Recent statistics show that 55% of United States consumers pay online with a credit card. Imagine that you are an e-commerce business that cannot accept credit card payments. That means that you could lose out on over half of your sales.
Even if you have a payment processor, this could be a reality for your merchant account if you encounter frozen funds. A frozen account can happen anytime a payment processor suspects fraudulent activities.
Essentially, frozen funds can be detrimental to your business. Unfortunately, this can happen anytime without warning.
That doesn’t mean there are no solutions to fix such a dilemma. Keep reading to learn about frozen funds and what to do next should it happen to your merchant account.
Frozen Account Versus an Account on Hold
An account on hold is not the same as a frozen account. When a payment processor puts a hold on a merchant account, it usually happens for certain transactions. You have access to some funds and a hold will not stop all transactions.
A payment processor could put a hold on a transaction you have because it needs a minimum reserve to cover possible costs like fraudulent transactions and chargebacks. You can continue to process customer payments while the payment processor keeps the funds on hold indefinitely. This is a deposit, of sorts, that you can recoup if you close your account.
If you have a frozen account, however, all your activity will halt. That is because the payment processor needs to hold the funds so they can investigate agreement violations or suspected fraud.
A merchant cannot process any transactions during an account freeze. Also, pending transactions cannot transfer to their bank account either. The most unfortunate part of a frozen account is that a merchant cannot accept cards until an investigation is complete and proves transactions to be legitimate.
How Long Does a Frozen Account Last?
Many payment processors will state in their contracts the duration of freezes. Some payment processors can freeze accounts for up to 120 days while they investigate fraudulent activities. Although, it does not mean it will take that long
It is important to work with the payment processor to resolve the issue to lift the freeze sooner . In fact, by working with the payment processor, you could unfreeze your account within a week.
While you want to cooperate, you also need to consider how you can accept payments during this time. Also, you want to learn why this happened to your account so that you can prevent it from happening again in the future.

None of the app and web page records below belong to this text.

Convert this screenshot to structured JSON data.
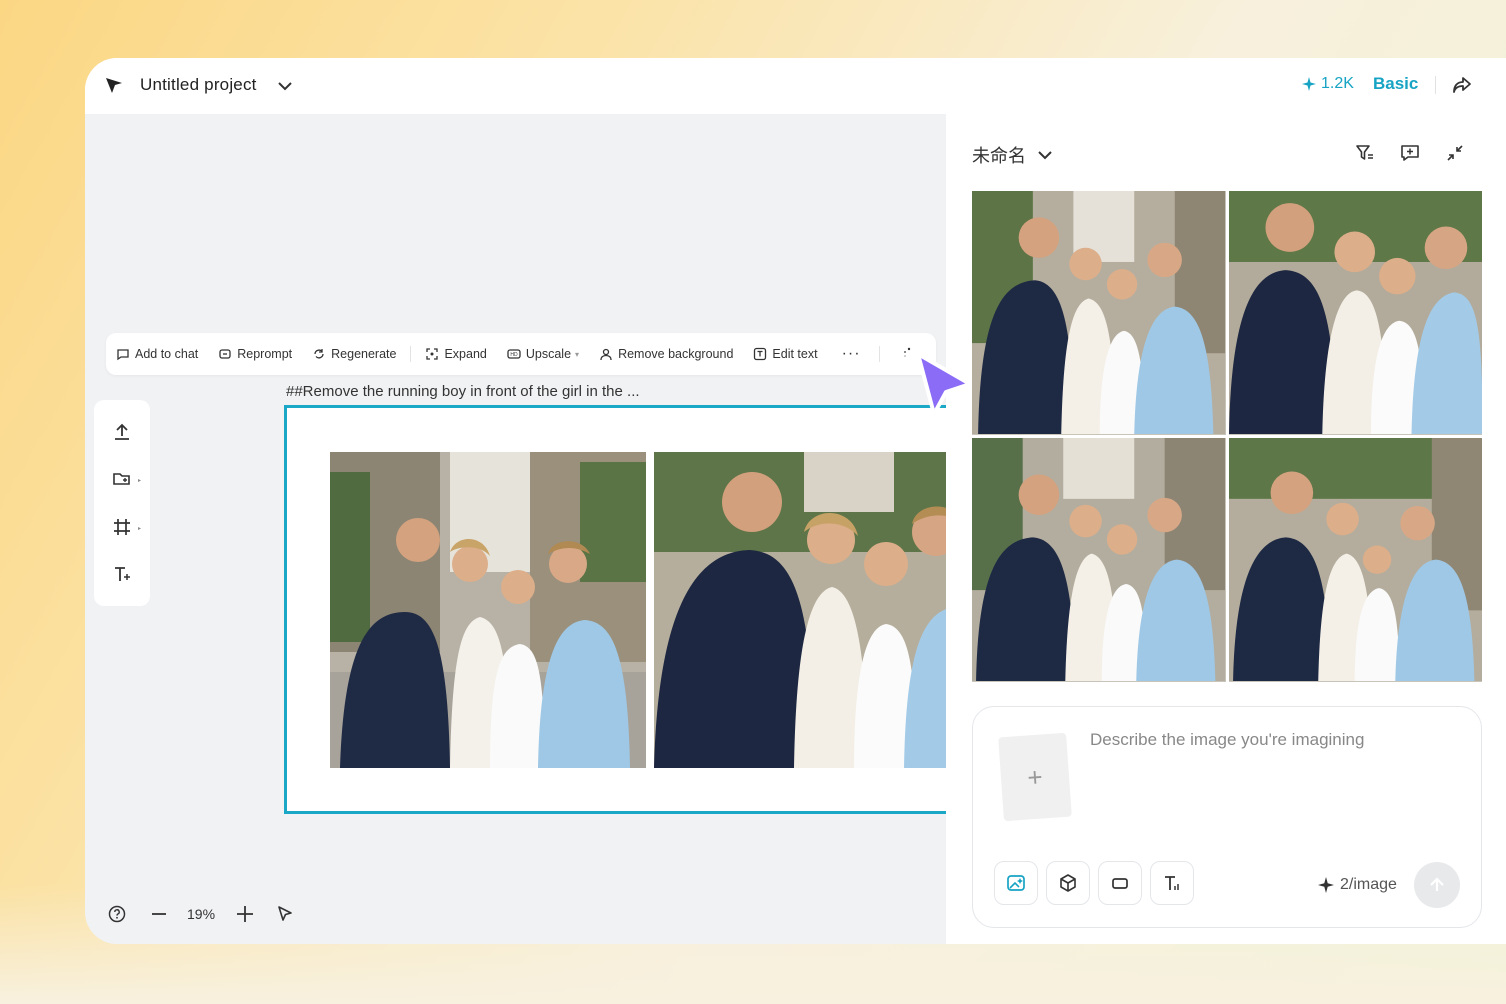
{
  "header": {
    "project_title": "Untitled project",
    "credits": "1.2K",
    "plan": "Basic"
  },
  "toolbar": {
    "add_to_chat": "Add to chat",
    "reprompt": "Reprompt",
    "regenerate": "Regenerate",
    "expand": "Expand",
    "upscale": "Upscale",
    "remove_background": "Remove background",
    "edit_text": "Edit text",
    "more": "···"
  },
  "canvas": {
    "prompt_label": "##Remove the running boy in front of the girl in the ...",
    "zoom": "19%"
  },
  "panel": {
    "title": "未命名",
    "placeholder": "Describe the image you're imagining",
    "cost": "2/image"
  },
  "colors": {
    "accent": "#1aa8c6",
    "cursor": "#8b6cf6"
  }
}
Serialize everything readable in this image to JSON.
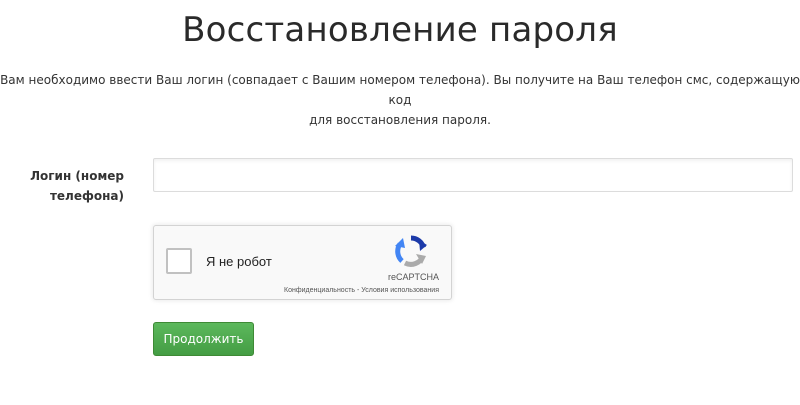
{
  "page": {
    "title": "Восстановление пароля",
    "description_line1": "Вам необходимо ввести Ваш логин (совпадает с Вашим номером телефона). Вы получите на Ваш телефон смс, содержащую код",
    "description_line2": "для восстановления пароля."
  },
  "form": {
    "login_label_line1": "Логин (номер",
    "login_label_line2": "телефона)",
    "login_value": "",
    "login_placeholder": "",
    "submit_label": "Продолжить"
  },
  "recaptcha": {
    "label": "Я не робот",
    "brand": "reCAPTCHA",
    "privacy_link": "Конфиденциальность",
    "separator": " - ",
    "terms_link": "Условия использования",
    "logo_icon": "recaptcha-logo-icon"
  },
  "colors": {
    "button_green": "#5cb85c",
    "recaptcha_blue": "#1c3aa9",
    "recaptcha_light_blue": "#4285f4",
    "recaptcha_grey": "#ababab"
  }
}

When you encounter a frozen account, talk with your processor, and find out what caused it. Ask what you can do so that the issue resolves quickly. While the payment processor may not explain everything they are investigating, they can tell you the reason for the freeze.
Further, the payment processor should be able to tell you how you can assist with their investigation. If they need documentation or information for a specific transaction, you will want to provide it as fast as you can and with transparency. You can resolve the issue quickly when you offer details quickly.
How to Continue Accepting Payments
While your merchant account is under review, you do not want to stop conducting business. In the meantime, you will need to accept other payment methods.
For in-person transactions, you can request cash payments. Just make sure you let the customer know upfront they need cash.
You can accept checks if you know and trust the customer. This could be an excellent alternative to credit cards. However, this does not mean you want to accept checks from everyone, as a bad check would bounce, and this will not help your situation.
There are peer-to-peer apps you can accept, like Zelle, PayPal, Venmo, and Cash App. Customers can send you money with these apps directly, and it will deposit in your app account.
For a backup to credit card payments, this is an excellent alternative. However, keep in mind that these apps are also subject to freezes if they see fraudulent activities.
A Backup Payment Processor
If you must accept credit cards, consider having a payment processor who is your backup. This doesn’t mean you should rush into a new contract.
Also, if you are a high-risk business that has a record of fraudulent activities, this may not be the best option. You may be on the MATCH list, or “Member Alert to Control High-Risk Merchants. This list is available to payment processors, and they will check it while reviewing new merchant accounts.
Preventing Harm to Your Finances
After speaking with the payment processor and assisting with the investigation, you will need to prioritize your expenses that are business-critical. You want to mitigate damage to your business finances.
Consider how you will pay employees, pause subscriptions you cannot afford, and pay for overhead that you cannot pause, such as rent. You will need to disable this option of payment on your eCommerce website and let customers know about the payment processing changes.
If you do not have savings to help you during this time, consider reaching out to organizations like a local Small Business Development Center of the US Small Business Administration for help.
How to Handle Frozen Funds
First, don’t panic. Talk to your payment processor and keep the lines of communication open. Also, have a backup plan while you have frozen funds.
This is how you can get back up and running with payments, and fast! If you are a high-risk business, you need to work with a professional payment processor that will work with you if they suspect fraudulent activities.
Zen Payments is the nation’s provider of merchant accounts with high-risk payment processing. For 15 years, they have supported high-risk businesses and given them the business tools they need for success. Contact Zen Payments today to learn more.
Table of Contents
- - Frozen Account Versus an Account on Hold
- - How Long Does a Frozen Account Last?
- - What Now?
- - How to Continue Accepting Payments
- - A Backup Payment Processor
- - Preventing Harm to Your Finances
- - How to Handle Frozen Funds